** DATA FOR THE TASK follows **

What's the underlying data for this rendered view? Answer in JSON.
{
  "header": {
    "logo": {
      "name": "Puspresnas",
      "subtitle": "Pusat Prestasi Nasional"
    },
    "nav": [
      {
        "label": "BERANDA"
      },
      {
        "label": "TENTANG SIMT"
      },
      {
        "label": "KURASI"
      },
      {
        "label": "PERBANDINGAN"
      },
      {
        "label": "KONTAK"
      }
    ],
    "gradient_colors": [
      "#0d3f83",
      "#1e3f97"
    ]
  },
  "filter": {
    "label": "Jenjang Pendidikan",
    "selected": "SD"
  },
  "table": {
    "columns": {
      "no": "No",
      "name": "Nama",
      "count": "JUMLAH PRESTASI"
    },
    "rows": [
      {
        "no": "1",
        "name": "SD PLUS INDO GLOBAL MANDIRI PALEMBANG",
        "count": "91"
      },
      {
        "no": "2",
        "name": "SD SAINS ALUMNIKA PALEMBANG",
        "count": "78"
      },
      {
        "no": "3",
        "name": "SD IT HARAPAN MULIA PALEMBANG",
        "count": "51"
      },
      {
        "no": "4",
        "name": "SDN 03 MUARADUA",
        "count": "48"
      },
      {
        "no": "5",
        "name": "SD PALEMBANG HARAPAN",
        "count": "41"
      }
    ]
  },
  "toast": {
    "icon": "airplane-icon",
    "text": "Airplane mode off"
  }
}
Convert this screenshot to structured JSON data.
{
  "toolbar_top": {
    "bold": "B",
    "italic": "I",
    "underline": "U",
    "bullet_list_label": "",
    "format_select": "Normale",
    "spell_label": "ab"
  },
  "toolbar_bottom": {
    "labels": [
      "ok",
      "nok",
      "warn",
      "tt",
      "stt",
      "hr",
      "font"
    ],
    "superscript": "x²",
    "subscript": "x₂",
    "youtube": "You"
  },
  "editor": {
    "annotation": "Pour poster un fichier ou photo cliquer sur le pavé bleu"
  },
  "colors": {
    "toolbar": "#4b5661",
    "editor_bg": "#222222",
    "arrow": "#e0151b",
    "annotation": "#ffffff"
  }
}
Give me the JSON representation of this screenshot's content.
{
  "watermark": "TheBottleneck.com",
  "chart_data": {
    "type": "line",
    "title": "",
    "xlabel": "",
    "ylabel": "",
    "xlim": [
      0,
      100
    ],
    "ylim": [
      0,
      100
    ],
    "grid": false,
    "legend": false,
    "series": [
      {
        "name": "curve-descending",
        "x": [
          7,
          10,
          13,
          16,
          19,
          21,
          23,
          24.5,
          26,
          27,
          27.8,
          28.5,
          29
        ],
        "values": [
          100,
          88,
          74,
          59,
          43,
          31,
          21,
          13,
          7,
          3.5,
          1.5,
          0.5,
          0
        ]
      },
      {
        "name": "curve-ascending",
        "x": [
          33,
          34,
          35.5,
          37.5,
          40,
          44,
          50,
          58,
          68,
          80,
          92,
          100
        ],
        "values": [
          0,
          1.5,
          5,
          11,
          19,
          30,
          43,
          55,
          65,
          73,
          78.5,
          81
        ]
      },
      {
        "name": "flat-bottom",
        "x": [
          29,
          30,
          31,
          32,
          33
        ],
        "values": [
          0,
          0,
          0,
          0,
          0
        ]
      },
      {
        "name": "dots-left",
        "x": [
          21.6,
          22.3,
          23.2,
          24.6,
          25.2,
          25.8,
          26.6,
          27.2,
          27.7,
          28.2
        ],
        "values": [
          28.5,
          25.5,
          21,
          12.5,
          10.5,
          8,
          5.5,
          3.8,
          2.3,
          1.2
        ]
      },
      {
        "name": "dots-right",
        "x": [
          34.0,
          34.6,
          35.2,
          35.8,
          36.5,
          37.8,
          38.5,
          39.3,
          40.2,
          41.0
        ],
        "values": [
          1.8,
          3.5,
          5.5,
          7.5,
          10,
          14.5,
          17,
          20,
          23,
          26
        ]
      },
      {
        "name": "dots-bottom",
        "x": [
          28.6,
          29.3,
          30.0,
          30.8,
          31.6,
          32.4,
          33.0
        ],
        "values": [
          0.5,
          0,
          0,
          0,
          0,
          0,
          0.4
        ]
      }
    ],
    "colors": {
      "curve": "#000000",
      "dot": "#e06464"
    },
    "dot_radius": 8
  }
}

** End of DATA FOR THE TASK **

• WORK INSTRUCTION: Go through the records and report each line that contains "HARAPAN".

• TASK SOLUTION:
        "name": "SD IT HARAPAN MULIA PALEMBANG",
        "name": "SD PALEMBANG HARAPAN",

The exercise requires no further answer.